if (actualRotationDelta < Mathf.Epsilon && Mathf.Abs(m_rotatedDegrees – targetRotation) < 0.001f)
… snap to target rotation …
… do rotation…

Lesson learned here is to prefer lerp, slerp and smoothstep functionality in the future. Sure, it’s slightly more hassle but you’ll completely steer clear of these sort of issues.

The Puzzle Manager

Learning from the technical aspects of implementing puzzles and level events in CoBots, I was determined to come up with a solution for implementing the puzzles that generally would be easier to work with. The system had to fulfill the following requirements:

  • Easy to visualize
    Quickly being able to grasp how things are tied together saves a lot of time in the long run and makes it a lot easier for someone else other than the initial author to grasp the system
  • Easily interchangeable prefabs
    When working in a team on a project of this scope and on this timescale, rapid iteration is key. You should take this into consideration and design your tools to allow for it. Being able to easily switch out an entire object does just that.
  • Self contained and environment-unaware prefabs
    What does that even mean? It ties into the point above, for the different puzzle components/prefabs to be easily interchangeable the different instances can’t be very specialized as it would force you to do a whole bunch of setup whenever you want to switch something out. It also mean that the prefabs themselves should not concern themselves with anything outside their own hierarchy.
  • Keep serialized references to a minimum
    This further ties into the “interchangeable prefabs” point, to make that process as simple as possible, it’s easier if the references to a object is kept to a minimum. Also, Unity inspector object references is more or less an accident waiting to happen, something will happen which will magically break the reference connection for no apparent reason.

After giving it some thought and while taking all of the requirements above into consideration, the puzzle system that I came up consists of these three parts:

  • PuzzleTrigger
    When activated, will send a predetermined event to the PuzzleManager. How it’s activated and what event is sent is determined by what sort of object it is. 
  • PuzzleManager
    Holds references to all of the PuzzleTriggers and PuzzleTargets. Will convey any events from PuzzleTrigger to all the registered PuzzleTargets.
  • PuzzleTarget
    Listens to and acts upon events set up in the editor.

The different events that can be sent across the ‘network’ is simply an enum, containing generic, common events (ON, MOVING, IDLE, etc).. One compromise had to be made when it comes to the PuzzleTarget, you choose per instance what event act as activation and/or deactivation. This is because you often would like several different things affecting the same object but do different things.

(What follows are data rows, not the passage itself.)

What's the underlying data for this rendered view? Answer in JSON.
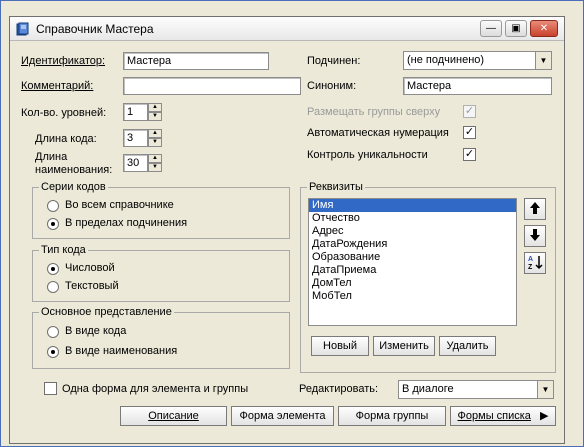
{
  "window": {
    "title": "Справочник Мастера",
    "minimize": "—",
    "maximize": "▣",
    "close": "✕"
  },
  "fields": {
    "identifier_label": "Идентификатор:",
    "identifier_value": "Мастера",
    "comment_label": "Комментарий:",
    "comment_value": "",
    "levels_label": "Кол-во. уровней:",
    "levels_value": "1",
    "code_length_label": "Длина кода:",
    "code_length_value": "3",
    "name_length_label_1": "Длина",
    "name_length_label_2": "наименования:",
    "name_length_value": "30",
    "subordinate_label": "Подчинен:",
    "subordinate_value": "(не подчинено)",
    "synonym_label": "Синоним:",
    "synonym_value": "Мастера",
    "groups_top_label": "Размещать группы сверху",
    "groups_top_checked": true,
    "auto_number_label": "Автоматическая нумерация",
    "auto_number_checked": true,
    "uniqueness_label": "Контроль уникальности",
    "uniqueness_checked": true
  },
  "code_series": {
    "title": "Серии кодов",
    "options": [
      {
        "label": "Во всем справочнике",
        "selected": false
      },
      {
        "label": "В пределах подчинения",
        "selected": true
      }
    ]
  },
  "code_type": {
    "title": "Тип кода",
    "options": [
      {
        "label": "Числовой",
        "selected": true
      },
      {
        "label": "Текстовый",
        "selected": false
      }
    ]
  },
  "main_view": {
    "title": "Основное представление",
    "options": [
      {
        "label": "В виде кода",
        "selected": false
      },
      {
        "label": "В виде наименования",
        "selected": true
      }
    ]
  },
  "attributes": {
    "title": "Реквизиты",
    "items": [
      "Имя",
      "Отчество",
      "Адрес",
      "ДатаРождения",
      "Образование",
      "ДатаПриема",
      "ДомТел",
      "МобТел"
    ],
    "selected_index": 0,
    "new_button": "Новый",
    "edit_button": "Изменить",
    "delete_button": "Удалить"
  },
  "footer": {
    "single_form_label": "Одна форма для элемента и группы",
    "single_form_checked": false,
    "edit_label": "Редактировать:",
    "edit_value": "В диалоге",
    "description_button": "Описание",
    "element_form_button": "Форма элемента",
    "group_form_button": "Форма группы",
    "list_forms_button": "Формы списка"
  }
}
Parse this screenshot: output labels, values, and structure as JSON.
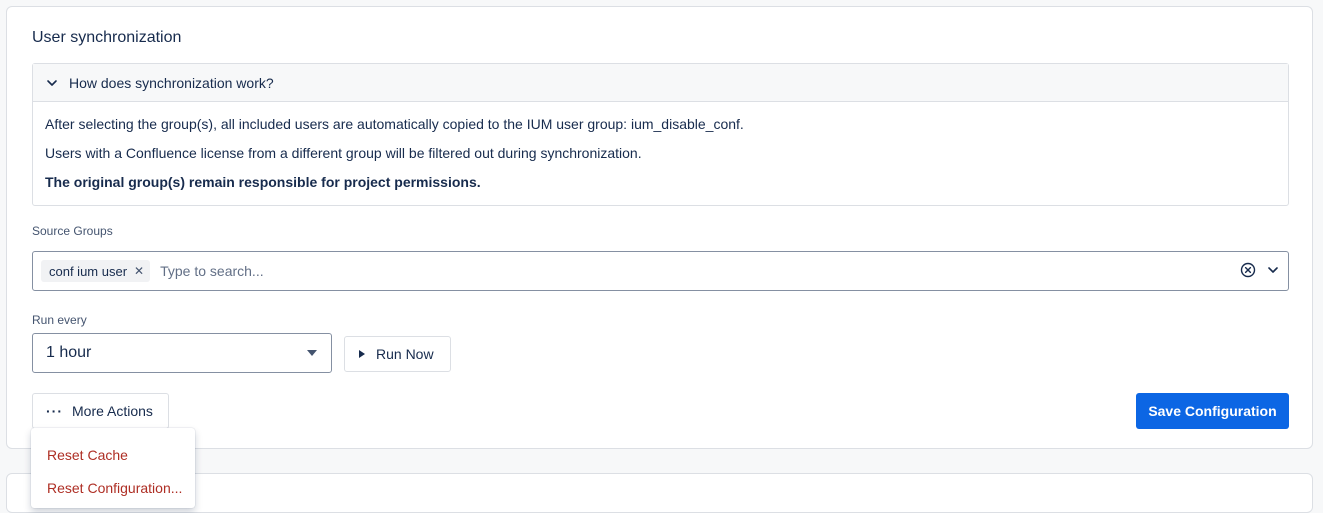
{
  "section": {
    "title": "User synchronization"
  },
  "info": {
    "header": "How does synchronization work?",
    "line1": "After selecting the group(s), all included users are automatically copied to the IUM user group: ium_disable_conf.",
    "line2": "Users with a Confluence license from a different group will be filtered out during synchronization.",
    "line3": "The original group(s) remain responsible for project permissions."
  },
  "source_groups": {
    "label": "Source Groups",
    "tags": [
      "conf ium user"
    ],
    "placeholder": "Type to search..."
  },
  "run_every": {
    "label": "Run every",
    "value": "1 hour"
  },
  "buttons": {
    "run_now": "Run Now",
    "more_actions": "More Actions",
    "save": "Save Configuration"
  },
  "menu": {
    "items": [
      "Reset Cache",
      "Reset Configuration..."
    ]
  },
  "colors": {
    "primary": "#0c66e4",
    "danger_text": "#ae2e24"
  }
}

Here’s a simple example of using the system. The lever and the door does not know of each others existence, not even at run-time. The PuzzleManager holds all the references and makes sure the event triggered by pulling the lever reaches the door.


Here’s the most complex use-case we’ve got for the system so far. It centers around a rotating platform which can be moved by several different levers. Each lever corresponds to a different rotational state and depending on what state it’s in, different doors are open.


It’s actually somewhat more complex than that, the player needs to move a minecart across the platform so the PuzzleManagers also manages which pieces of rail are currently connected. It also disables all the levers while the platform is moving, re-enabling them once it stops moving.

With all the green and yellow lines, at a glance it looks rather confusing, but while working with it all makes sense and is still somewhat clear. Admittedly, this case is more complex than the system was designed for, so some improvements can certainly be made. For example, some objects could be grouped together under a common manager if they activate/deactivate under the same circumstances.

I’m quite happy with this system as it achieved all the goals we set and stayed well clear of problems we’ve had with setting up puzzles previously.